Anybody who took last year for granted and just assumed it was the start of a "window of contention" learned nothing from 2006. There are never any guarantees in sports and building your franchise around starting pitchers in an era when pitchers get hurt constantly is very much a risk. Last year, a good, not great team found lightning in a bottle. The fact is, like the Yankees, this team is not good enough to make the post season. The difference is the Yankees made moves toward the future; the Mets are still living in the past without the lightning.
You can’t make this stuff up. I'm starting with the penis story.
Never before has a member of the male species wished for a smaller manhood. Japanese pole vaulter Hiroki Ogita was attempting to clear a height of 17.3 feet in the first round of the pole vault, when his leg came in contact with the bar. I guess he got excited. As he began to drop back down toward the ground, his shin grazed the bar, causing it to wobble. Already unsteady, the bar was dislodged from its holdings when Ogita’s pecker, um, penis decided to make an appearance and slap the metal. The vaulter’s arm then collected the bar as it began to fall. The foul effectively cost Ogita a place in the final. Video footage shows I’m not making this up. The little pole knocked the big pole down.
By now you’ve heard the crazy story of swimmer Ryan Lochte and his alleged false account of a robbery and the authorities who began conjecturing over what might have really happened in Rio. The swimmer and his buddies had been at a birthday celebration and dance party at Club France, an Olympic hospitality venue. When he claims, they caught a taxi and then got pulled over, were approached by several men who claimed to be police officers who flashed badges, no lights, no nothing, just badges. They told the swimmers to get out and down on the ground. They got down on the ground, but he refused. At that point, he claims, they put a gun to his head, took his wallet and left. Lochte said he felt the taxi driver was in on it.
Rio police have found little evidence to support Lochte’s robbery claim. Apparently they cannot find the taxi driver or any witnesses, and moved to seize the passport of Lochte in Rio on Wednesday, but he was already back in the good ol’ US of A, strolling through a Charlotte, N.C., airport with his Playboy Playmate girlfriend, while his teammates were pulled off planes yesterday trying to return home. They were once again questioned about the incident, .an allegation that pits the reputation of Brazil, which has been scrutinized for its Olympic preparations, against the reputations of Lochte and his teammates. No one was charged with a crime. One has to wonder what the real story was. The story that might cover up the fact that they were drunk at 4am and behaving in an unolympic way.

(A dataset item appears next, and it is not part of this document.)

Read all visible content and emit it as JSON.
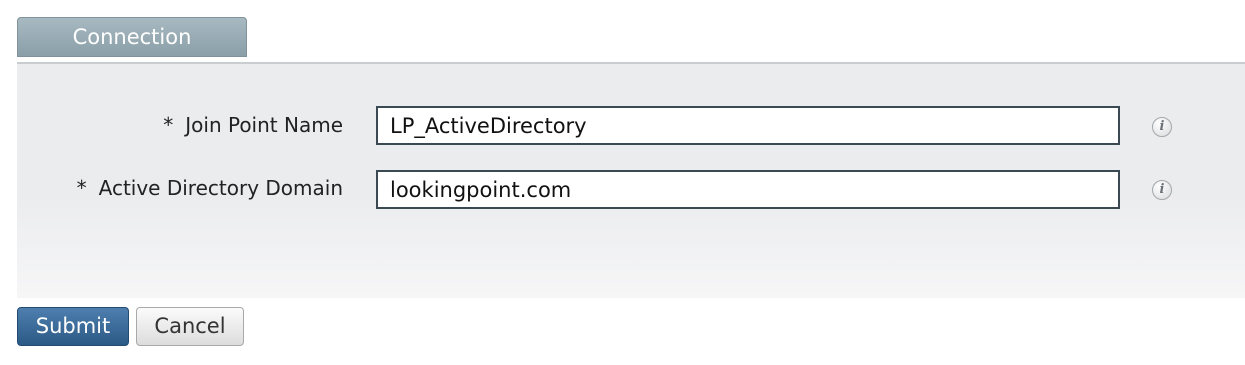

And then there’s the story of the two German distance runners who happen to be twins. Anna and Lisa Hahner are being criticized by officials from their home country after they crossed the finish line at the end of their marathon race on Sunday while holding hands.
Anna and Lisa, finished 81st and 82nd in the women's marathon. Anna was credited with a time of 2:45:32 and Lisa a second slower. Photos of their hand-holding finish went viral. They had no chance of winning yet, they are criticized. Sometimes people get so caught up in competitions they forget to have fun. Isn’t sports meant to be fun?
What Is This?
It's a somewhat tongue in cheek OPINIONATED sports blog that promises to cover baseball, football, hockey, basketball, and any other INTERESTING, stupid, and absurd STORY related to sports.
All comments and opinions welcome.